I grew up with this chair. It stood in my grandparents’ house. The epitome of Bauhaus furniture. I love the layered fabric straps and the way they stretch across the steel tubes.

How is your work connected with the Bauhaus?
My designs merge art and crafts. Function, form, longevity play a major role in the creation of beautiful useful products. I like the Bauhaus approach of working with bright colours very much – that is what I try to integrate.

Do you feel like coming home when you visit Tecta in Lauenförde? Your grandparents created the “Witch House” and the museum there.
The first time I went there I was 12. We travelled there by train from London. I was spellbound by the “Witch House” with the tree houses and the undulating paths. It was magical! I was so envious of Axel that he could live there.
Tecta pays the utmost respect to the crafts and materials – this is exactly what I want to express in my work. The synergy between Tecta and my grandparents really created something that was heavenly but at the same time efficient and useful.

Your grandparents Alison and Peter Smithson developed many pieces of furniture for Tecta. What is your favourite?
I have always liked the “Collectors’ Table”. As a child I loved collecting knickknacks and arranged dioramas. The “Collectors’ Table” gave me endless opportunities for rearranging the knickknacks in constantly new ways.

Do you remember Tecta from your childhood, since your grandparents and Axel Bruchhäuser were very close?
Their friendship with Axel was a very special one. It was very present during my entire childhood, be it only for the postcards, funny drawings and work ideas that they exchanged. Axel Bruchhäuser can get really excited about new ideas and projects. Even about a “chair essay” I wrote as a child. By the way, I am working on a Smithson project right now – documenting their Christmas cards. Axel Bruchhäuser was a great help with this.
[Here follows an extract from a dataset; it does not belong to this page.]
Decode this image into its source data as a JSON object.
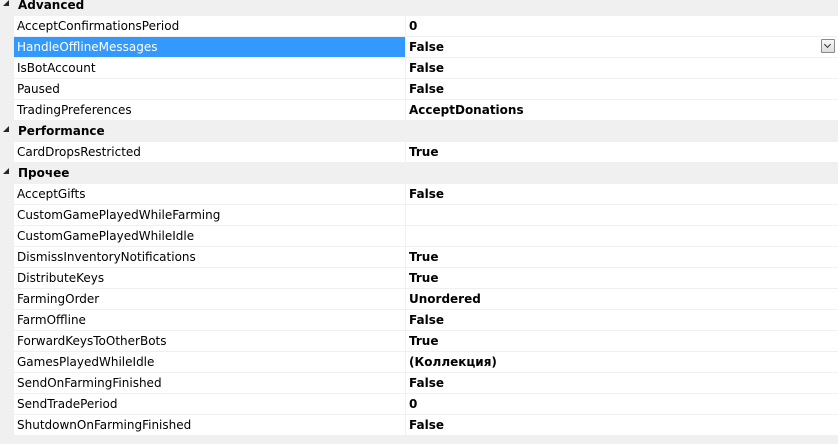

We write each other e-mails, compare images and photos. It’s a great thing that I can continue the friendship between my grandparents and Axel.